A Heat Advisory means that during the hottest part of the day the heat index values are expected to meet or exceed 105 degrees and with those numbers rising to dangerous levels there are risks for heat exhaustion and heat strokes.
Untreated heat exhaustion can progress to heatstroke suddenly and cause unconsciousness within minutes. Older adults, the very young, and people with mental illness and chronic diseases are at highest risk in the extreme heat. However, even young and healthy people can be negatively affected during very hot weather.
According to CBS 11 Meteorologist Jeff Ray North Texans should, “Expect another week (next week) of unsettled weather before the typical summer pattern of “hot and dry” locks in. Storms will be less frequent and heat more prevalent.”
First-responders with MedStar Mobile Healthcare treated more than 20 people Thursday for heat related illnesses.
Heat stress, heat fatigue, heat cramps and heat exhaustion are all forms of hyperthermia. It’s important to find ways to stay cool and know the signs of hyperthermia. In addition to feeling uncomfortably hot, you may also experience: dizziness, weakness, nausea, thirst or a headache.
When both the temperature and humidity are high you’re body can’t cool itself through natural sweat functions. Doctors say those days can be especially dangerous for people moving about or working outdoors.
Medical experts say those wanting to exercise outdoors should reschedule the activities for early morning or evening. If possible, anyone working outside should schedule frequent rest breaks in shaded or air conditioned environments.

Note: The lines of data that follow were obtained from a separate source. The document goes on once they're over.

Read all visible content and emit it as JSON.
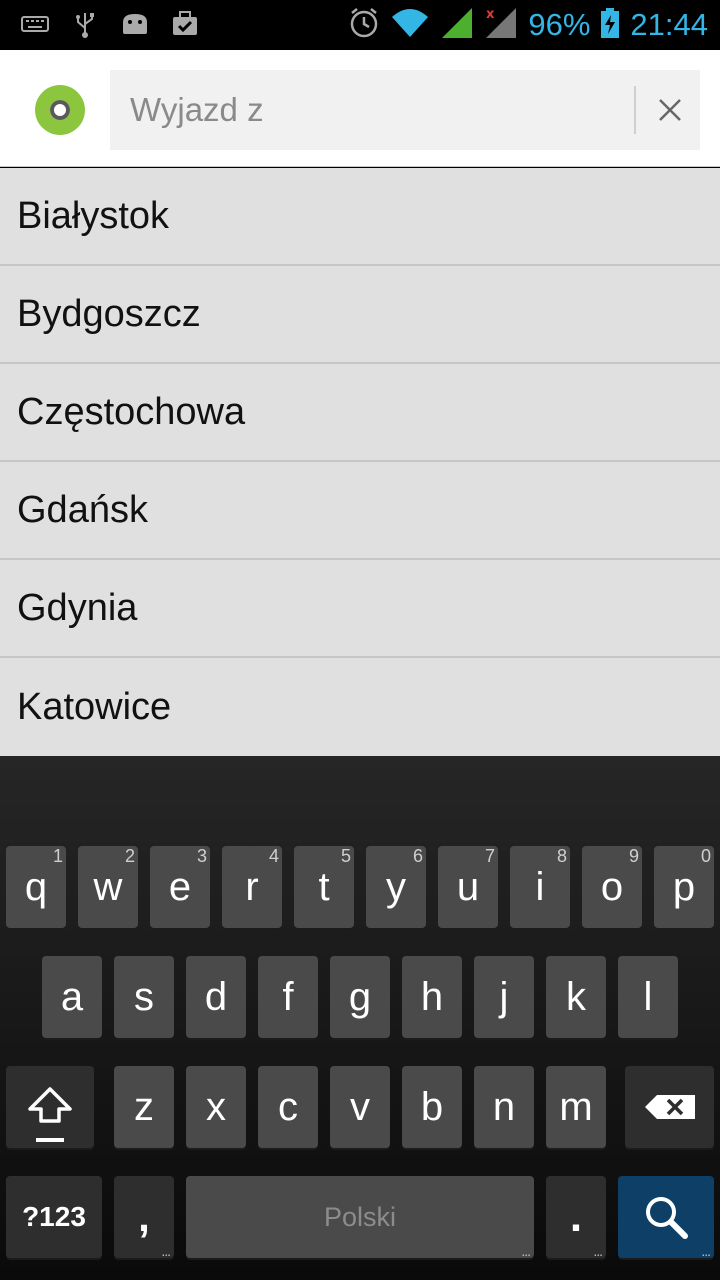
{
  "status_bar": {
    "battery": "96%",
    "time": "21:44",
    "left_icons": [
      "keyboard-icon",
      "usb-icon",
      "android-icon",
      "briefcase-check-icon"
    ],
    "right_icons": [
      "alarm-icon",
      "wifi-icon",
      "signal-icon",
      "signal-nodata-icon",
      "battery-charging-icon"
    ],
    "accent": "#33b5e5"
  },
  "search": {
    "placeholder": "Wyjazd z",
    "value": "",
    "origin_color": "#8cc63f"
  },
  "suggestions": [
    "Białystok",
    "Bydgoszcz",
    "Częstochowa",
    "Gdańsk",
    "Gdynia",
    "Katowice"
  ],
  "keyboard": {
    "row1": [
      {
        "k": "q",
        "h": "1"
      },
      {
        "k": "w",
        "h": "2"
      },
      {
        "k": "e",
        "h": "3"
      },
      {
        "k": "r",
        "h": "4"
      },
      {
        "k": "t",
        "h": "5"
      },
      {
        "k": "y",
        "h": "6"
      },
      {
        "k": "u",
        "h": "7"
      },
      {
        "k": "i",
        "h": "8"
      },
      {
        "k": "o",
        "h": "9"
      },
      {
        "k": "p",
        "h": "0"
      }
    ],
    "row2": [
      "a",
      "s",
      "d",
      "f",
      "g",
      "h",
      "j",
      "k",
      "l"
    ],
    "row3": [
      "z",
      "x",
      "c",
      "v",
      "b",
      "n",
      "m"
    ],
    "symbols_label": "?123",
    "comma_label": ",",
    "space_label": "Polski",
    "period_label": ".",
    "search_color": "#0e3f66"
  }
}
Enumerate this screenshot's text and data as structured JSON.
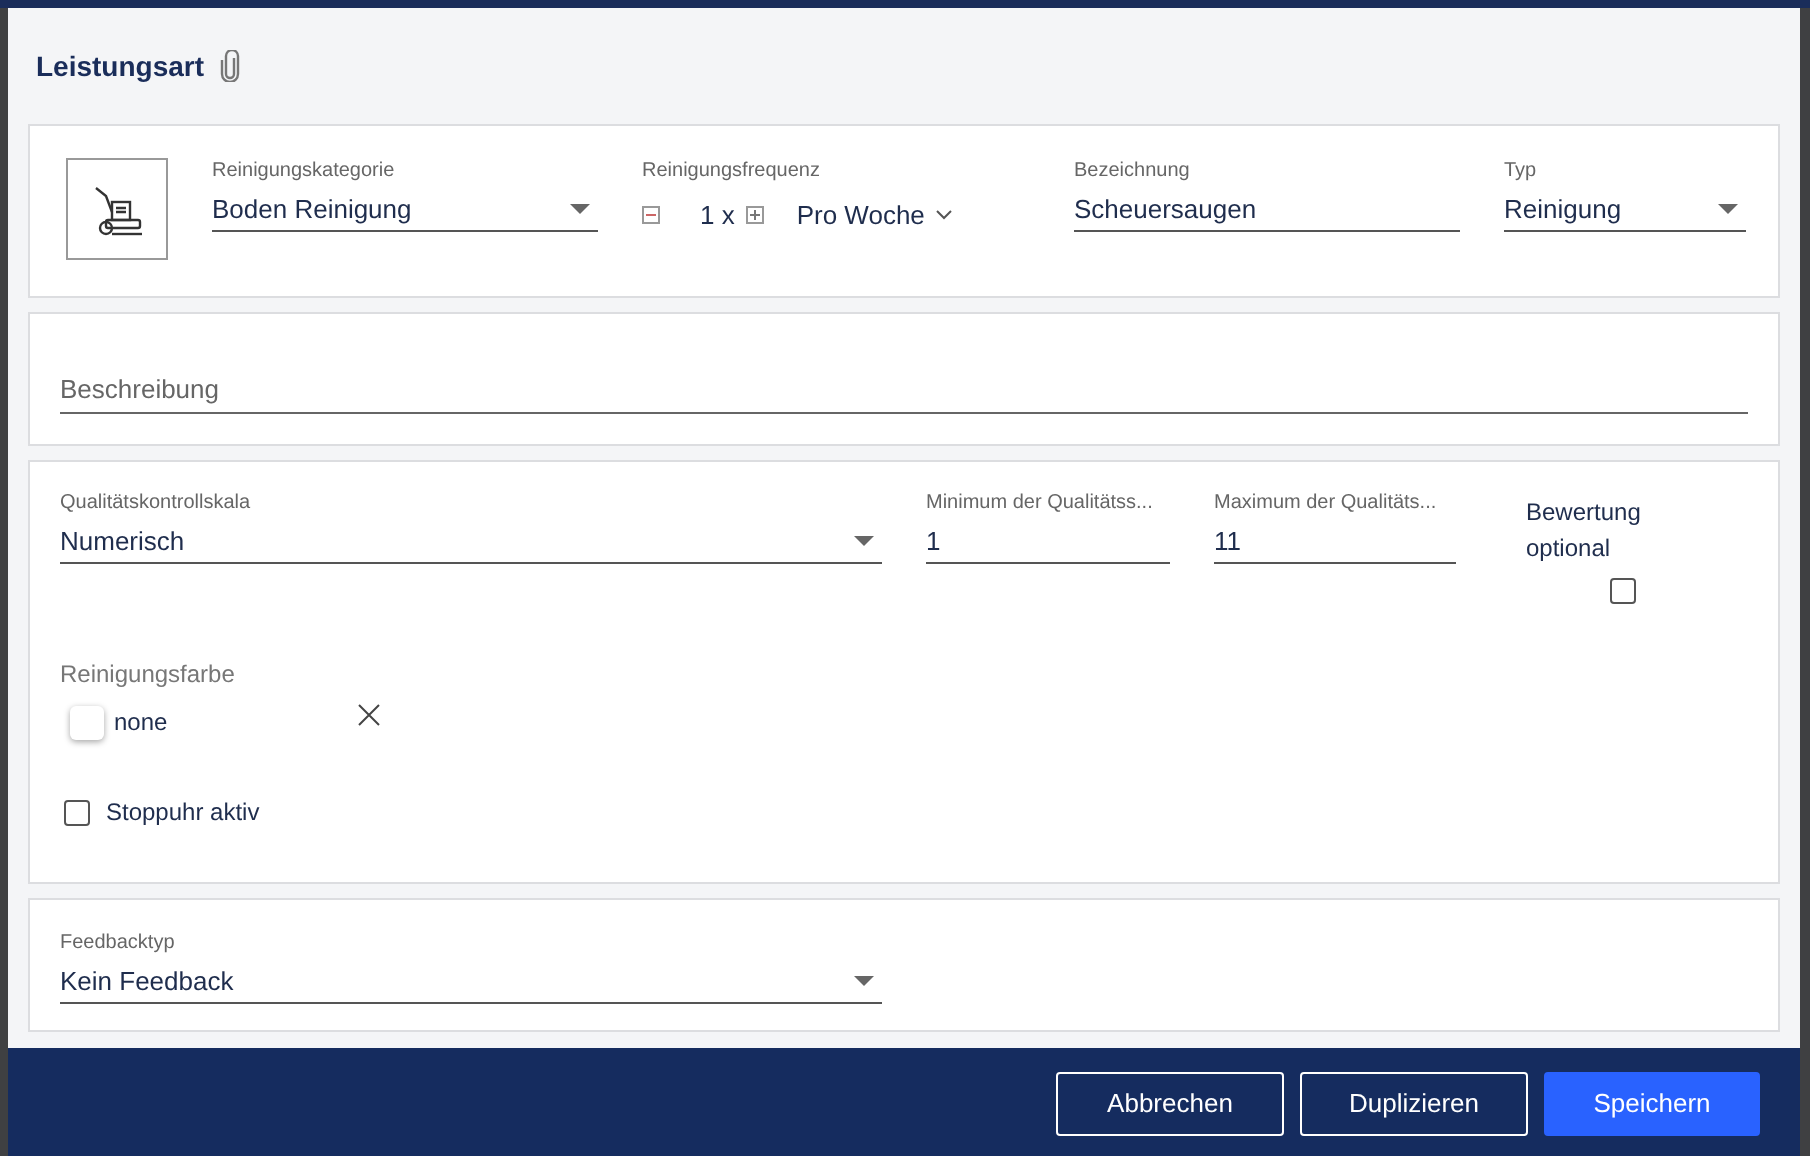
{
  "dialog": {
    "title": "Leistungsart"
  },
  "main_card": {
    "fields": [
      {
        "kind": "select",
        "label": "Reinigungskategorie",
        "value": "Boden Reinigung"
      },
      {
        "kind": "frequency",
        "label": "Reinigungsfrequenz",
        "count": "1 x",
        "unit": "Pro Woche"
      },
      {
        "kind": "text",
        "label": "Bezeichnung",
        "value": "Scheuersaugen"
      },
      {
        "kind": "select",
        "label": "Typ",
        "value": "Reinigung"
      }
    ]
  },
  "description": {
    "placeholder": "Beschreibung"
  },
  "quality": {
    "fields": [
      {
        "kind": "select",
        "label": "Qualitätskontrollskala",
        "value": "Numerisch"
      },
      {
        "kind": "text",
        "label": "Minimum der Qualitätss...",
        "value": "1"
      },
      {
        "kind": "text",
        "label": "Maximum der Qualitäts...",
        "value": "11"
      }
    ],
    "optional": {
      "label": "Bewertung optional",
      "checked": false
    },
    "color": {
      "label": "Reinigungsfarbe",
      "value": "none"
    },
    "stopwatch": {
      "label": "Stoppuhr aktiv",
      "checked": false
    }
  },
  "feedback": {
    "kind": "select",
    "label": "Feedbacktyp",
    "value": "Kein Feedback"
  },
  "buttons": [
    {
      "label": "Abbrechen",
      "kind": "outline"
    },
    {
      "label": "Duplizieren",
      "kind": "outline"
    },
    {
      "label": "Speichern",
      "kind": "primary"
    }
  ]
}
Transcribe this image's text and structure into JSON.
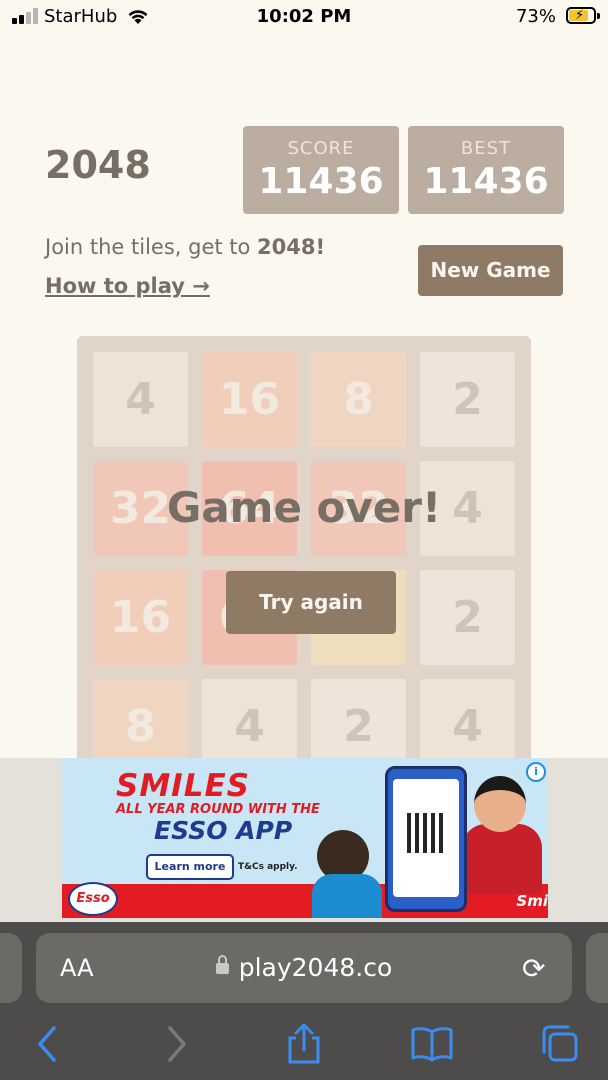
{
  "status_bar": {
    "carrier": "StarHub",
    "time": "10:02 PM",
    "battery": "73%"
  },
  "game": {
    "title": "2048",
    "score_label": "SCORE",
    "score": "11436",
    "best_label": "BEST",
    "best": "11436",
    "intro_text": "Join the tiles, get to ",
    "intro_bold": "2048!",
    "how_to": "How to play →",
    "new_game": "New Game",
    "game_over": "Game over!",
    "try_again": "Try again"
  },
  "board": [
    [
      4,
      16,
      8,
      2
    ],
    [
      32,
      64,
      32,
      4
    ],
    [
      16,
      64,
      128,
      2
    ],
    [
      8,
      4,
      2,
      4
    ]
  ],
  "ad": {
    "headline": "SMILES",
    "tagline": "ALL YEAR ROUND WITH THE",
    "app": "ESSO APP",
    "learn_more": "Learn more",
    "tc": "T&Cs apply.",
    "brand": "Esso",
    "corner_brand": "Smi",
    "info": "i"
  },
  "safari": {
    "text_size": "AA",
    "url": "play2048.co",
    "reload_icon": "⟳"
  },
  "colors": {
    "bg": "#faf8ef",
    "board": "#bbada0",
    "button": "#8f7a66",
    "t2": "#eee4da",
    "t4": "#ede0c8",
    "t8": "#f2b179",
    "t16": "#f59563",
    "t32": "#f67c5f",
    "t64": "#f65e3b",
    "t128": "#edcf72"
  }
}
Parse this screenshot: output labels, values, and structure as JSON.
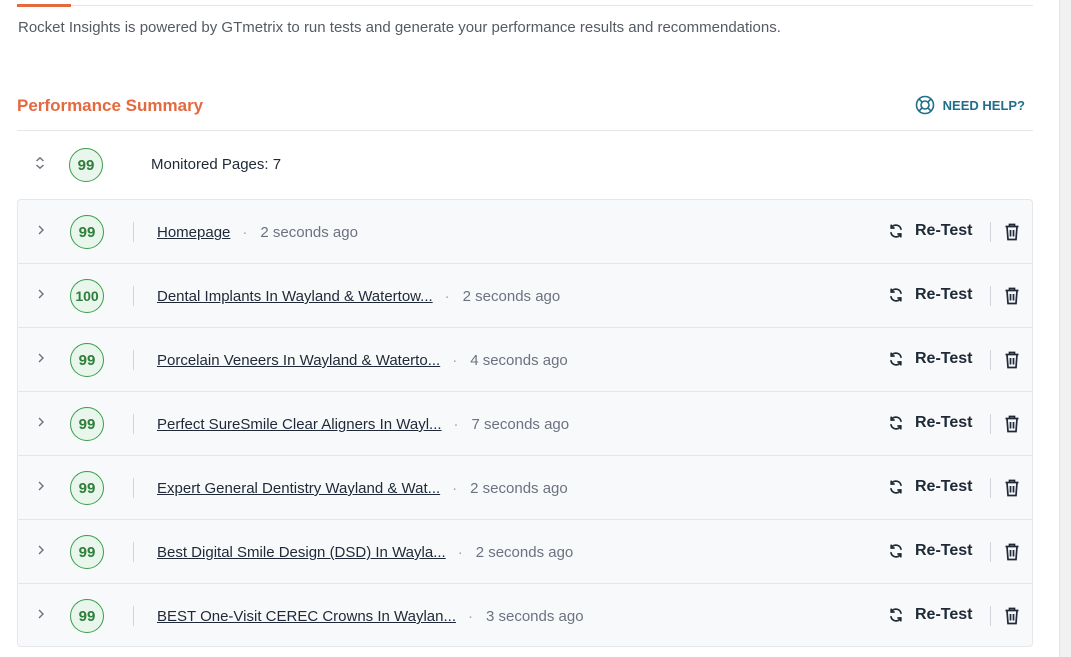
{
  "intro_text": "Rocket Insights is powered by GTmetrix to run tests and generate your performance results and recommendations.",
  "summary": {
    "title": "Performance Summary",
    "need_help_label": "NEED HELP?",
    "overall_score": "99",
    "monitored_label": "Monitored Pages: 7"
  },
  "row_actions": {
    "retest_label": "Re-Test"
  },
  "colors": {
    "accent": "#e4693f",
    "score_green": "#2f7d3b",
    "help_blue": "#1f6f8b"
  },
  "pages": [
    {
      "score": "99",
      "title": "Homepage",
      "time": "2 seconds ago"
    },
    {
      "score": "100",
      "title": "Dental Implants In Wayland & Watertow...",
      "time": "2 seconds ago"
    },
    {
      "score": "99",
      "title": "Porcelain Veneers In Wayland & Waterto...",
      "time": "4 seconds ago"
    },
    {
      "score": "99",
      "title": "Perfect SureSmile Clear Aligners In Wayl...",
      "time": "7 seconds ago"
    },
    {
      "score": "99",
      "title": "Expert General Dentistry Wayland & Wat...",
      "time": "2 seconds ago"
    },
    {
      "score": "99",
      "title": "Best Digital Smile Design (DSD) In Wayla...",
      "time": "2 seconds ago"
    },
    {
      "score": "99",
      "title": "BEST One-Visit CEREC Crowns In Waylan...",
      "time": "3 seconds ago"
    }
  ]
}
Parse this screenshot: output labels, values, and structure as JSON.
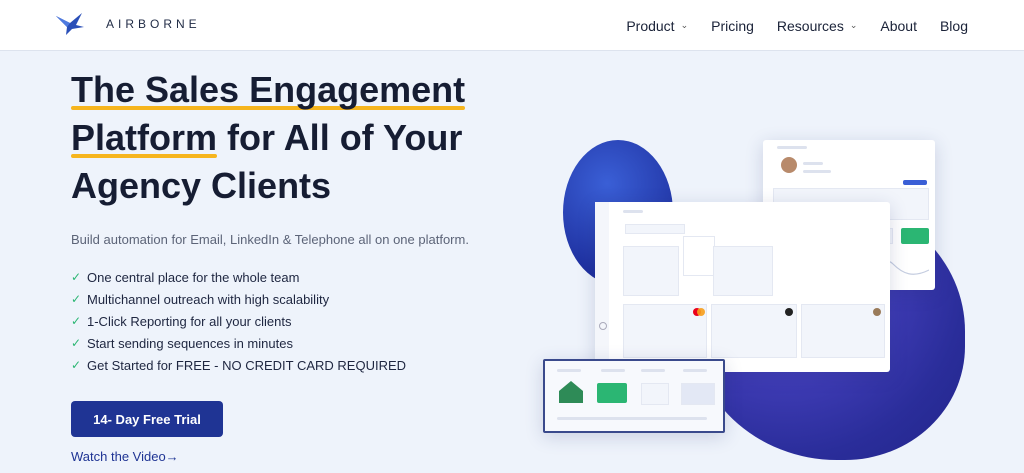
{
  "nav": {
    "logo_text": "AIRBORNE",
    "links": [
      {
        "label": "Product",
        "has_dropdown": true
      },
      {
        "label": "Pricing",
        "has_dropdown": false
      },
      {
        "label": "Resources",
        "has_dropdown": true
      },
      {
        "label": "About",
        "has_dropdown": false
      },
      {
        "label": "Blog",
        "has_dropdown": false
      }
    ]
  },
  "hero": {
    "title_line1": "The Sales Engagement",
    "title_line2_highlight": "Platform",
    "title_line2_rest": " for All of Your",
    "title_line3": "Agency Clients",
    "subtitle": "Build automation for Email, LinkedIn & Telephone all on one platform.",
    "features": [
      "One central place for the whole team",
      "Multichannel outreach with high scalability",
      "1-Click Reporting for all your clients",
      "Start sending sequences in minutes",
      "Get Started for FREE - NO CREDIT CARD REQUIRED"
    ],
    "cta_label": "14- Day Free Trial",
    "video_link": "Watch the Video"
  },
  "colors": {
    "accent": "#1f3494",
    "highlight": "#f6b51e",
    "check": "#2bb673",
    "background": "#eef3fb"
  },
  "icons": {
    "logo": "bird-logo-icon",
    "check": "check-icon",
    "dropdown": "chevron-down-icon",
    "arrow": "arrow-right-icon"
  }
}
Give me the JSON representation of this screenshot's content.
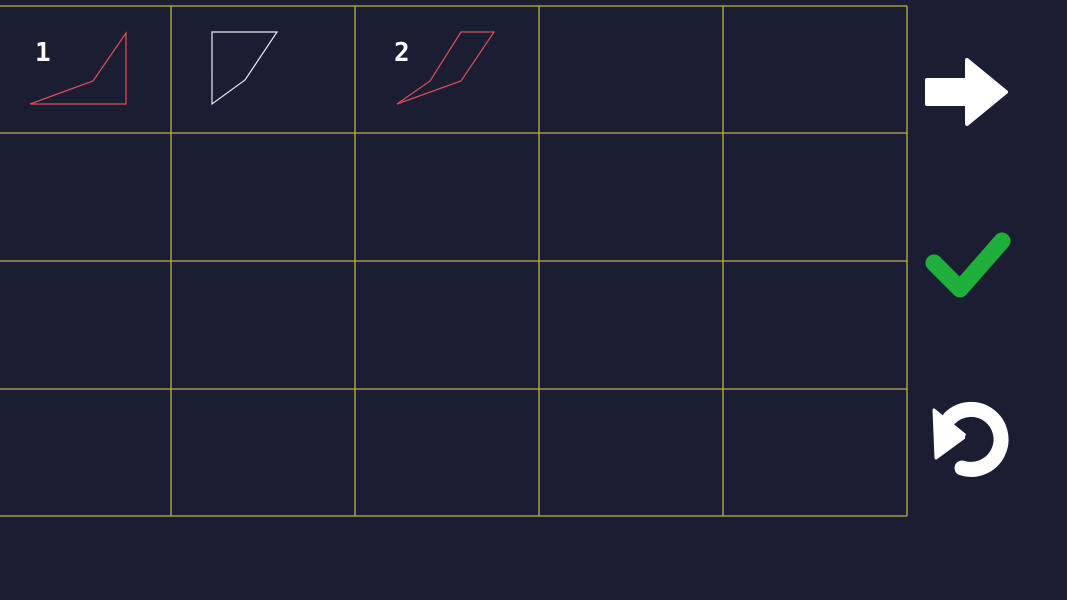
{
  "colors": {
    "background": "#1b1d33",
    "grid_line": "#bdb04a",
    "shape_red": "#d9505a",
    "shape_white": "#e8e8f0",
    "next_icon": "#ffffff",
    "confirm_icon": "#1eb03a",
    "undo_icon": "#ffffff"
  },
  "grid": {
    "rows": 4,
    "cols": 5
  },
  "cells": [
    {
      "row": 0,
      "col": 0,
      "label": "1",
      "shape": "shape-1",
      "color": "red"
    },
    {
      "row": 0,
      "col": 1,
      "label": "",
      "shape": "shape-2",
      "color": "white"
    },
    {
      "row": 0,
      "col": 2,
      "label": "2",
      "shape": "shape-3",
      "color": "red"
    }
  ],
  "controls": {
    "next": {
      "icon": "arrow-right-icon"
    },
    "confirm": {
      "icon": "checkmark-icon"
    },
    "undo": {
      "icon": "undo-icon"
    }
  }
}
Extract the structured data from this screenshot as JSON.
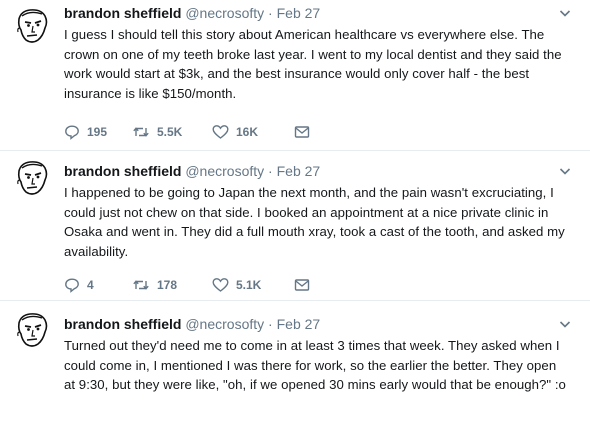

While temperatures are oppressively hot North Texans are being encouraged to:
- Hydrate: Drink plenty of water during the day, especially if you are engaged in any strenuous activity. Sports drinks are a good choice if you’re exercising or working in hot conditions, but water is a good way to hydrate as well.
- Ventilate: Stay in a place where there is plenty of air circulating to keep your body cool. If you are indoors and don’t have access to air conditioning, open windows and use a fan.
- Cover Up: Wear light-colored and loose-fitting clothing to avoid absorbing the sun’s light and trapping heat. Wear a hat to shield yourself from the sun, but once you feel yourself getting warm, remove any items covering your head which can trap heat close to your body.
- Limit Activity: Heatstroke can occur in less than an hour when you are participating in strenuous activity during a hot day. If you feel yourself getting hot or light-headed, stop your activity and rest in a cool place out of the sun. Be sure to drink water or a sports drink before, during, and after any strenuous activity.
- Check on Loved One’s: The elderly are especially vulnerable to heat related emergencies. Many elderly residents are not aware of how hot it may get in their residence. Call on older friends and family members regularly to assure they are doing okay.
- Kids in Hot Cars: Each summer, police, fire departments and EMS respond to calls where a child is left in a hot car. DO NOT leave children unattended in cars and be sure your vehicle.
Experts with the SPCA of Texas say pet owners also need to be mindful during the summer months.
Pets should have fresh, cool water in a tip-proof bowl — and it’s not a bad idea to add ice. Pets should never be left in a parked car, even with the windows cracked. It takes only minutes for a dog or cat to suffer a heat stroke.
The SPCA says if owners leave their pets outside they must make sure the animal has shelter available to protect it from extreme temperatures and inclement weather. To help pets cool off during summer owners can also provide a wading/kiddie pool filled with water.